*PROVIDED RECORDS*.
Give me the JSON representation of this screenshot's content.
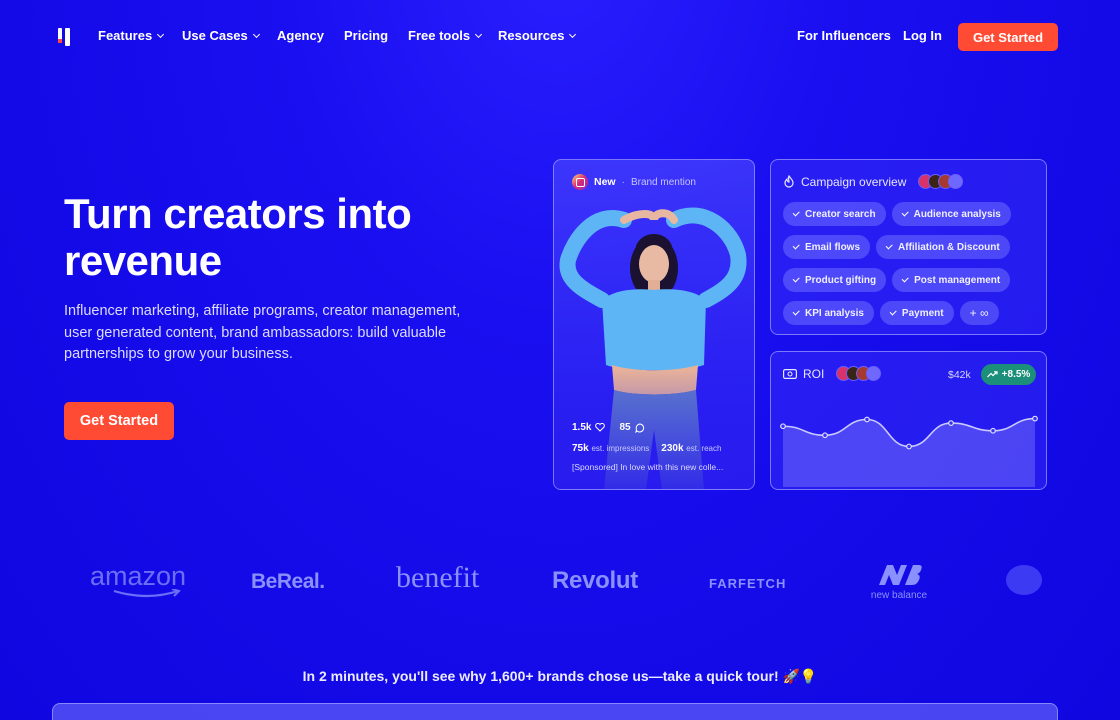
{
  "nav": {
    "items": [
      {
        "label": "Features",
        "dropdown": true
      },
      {
        "label": "Use Cases",
        "dropdown": true
      },
      {
        "label": "Agency",
        "dropdown": false
      },
      {
        "label": "Pricing",
        "dropdown": false
      },
      {
        "label": "Free tools",
        "dropdown": true
      },
      {
        "label": "Resources",
        "dropdown": true
      }
    ],
    "influencers": "For Influencers",
    "login": "Log In",
    "cta": "Get Started"
  },
  "hero": {
    "title": "Turn creators into revenue",
    "subtitle": "Influencer marketing, affiliate programs, creator management, user generated content, brand ambassadors: build valuable partnerships to grow your business.",
    "cta": "Get Started"
  },
  "post": {
    "badge": "New",
    "separator": "·",
    "type": "Brand mention",
    "likes": "1.5k",
    "comments": "85",
    "impressions": "75k",
    "impressions_label": "est. impressions",
    "reach": "230k",
    "reach_label": "est. reach",
    "caption": "[Sponsored] In love with this new colle..."
  },
  "campaign": {
    "title": "Campaign overview",
    "tags": [
      "Creator search",
      "Audience analysis",
      "Email flows",
      "Affiliation & Discount",
      "Product gifting",
      "Post management",
      "KPI analysis",
      "Payment"
    ],
    "more": "+ ∞"
  },
  "roi": {
    "title": "ROI",
    "value": "$42k",
    "change": "+8.5%",
    "series": [
      0.55,
      0.35,
      0.7,
      0.1,
      0.62,
      0.45,
      0.72
    ]
  },
  "brands": [
    "amazon",
    "BeReal.",
    "benefit",
    "Revolut",
    "FARFETCH",
    "new balance"
  ],
  "tour": {
    "text": "In 2 minutes, you'll see why 1,600+ brands chose us—take a quick tour! 🚀💡"
  },
  "colors": {
    "background": "#1408e8",
    "accent": "#ff4a34",
    "positive": "#1b8f7a",
    "logo_gray": "#8b90ff"
  }
}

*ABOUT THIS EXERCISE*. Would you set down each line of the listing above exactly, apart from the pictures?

*THE COMPLETED TASK*.
Give me the JSON representation of this screenshot's content.
{
  "nav": {
    "items": [
      {
        "label": "Features",
        "dropdown": true
      },
      {
        "label": "Use Cases",
        "dropdown": true
      },
      {
        "label": "Agency",
        "dropdown": false
      },
      {
        "label": "Pricing",
        "dropdown": false
      },
      {
        "label": "Free tools",
        "dropdown": true
      },
      {
        "label": "Resources",
        "dropdown": true
      }
    ],
    "influencers": "For Influencers",
    "login": "Log In",
    "cta": "Get Started"
  },
  "hero": {
    "title": "Turn creators into revenue",
    "subtitle": "Influencer marketing, affiliate programs, creator management, user generated content, brand ambassadors: build valuable partnerships to grow your business.",
    "cta": "Get Started"
  },
  "post": {
    "badge": "New",
    "separator": "·",
    "type": "Brand mention",
    "likes": "1.5k",
    "comments": "85",
    "impressions": "75k",
    "impressions_label": "est. impressions",
    "reach": "230k",
    "reach_label": "est. reach",
    "caption": "[Sponsored] In love with this new colle..."
  },
  "campaign": {
    "title": "Campaign overview",
    "tags": [
      "Creator search",
      "Audience analysis",
      "Email flows",
      "Affiliation & Discount",
      "Product gifting",
      "Post management",
      "KPI analysis",
      "Payment"
    ],
    "more": "+ ∞"
  },
  "roi": {
    "title": "ROI",
    "value": "$42k",
    "change": "+8.5%",
    "series": [
      0.55,
      0.35,
      0.7,
      0.1,
      0.62,
      0.45,
      0.72
    ]
  },
  "brands": [
    "amazon",
    "BeReal.",
    "benefit",
    "Revolut",
    "FARFETCH",
    "new balance"
  ],
  "tour": {
    "text": "In 2 minutes, you'll see why 1,600+ brands chose us—take a quick tour! 🚀💡"
  },
  "colors": {
    "background": "#1408e8",
    "accent": "#ff4a34",
    "positive": "#1b8f7a",
    "logo_gray": "#8b90ff"
  }
}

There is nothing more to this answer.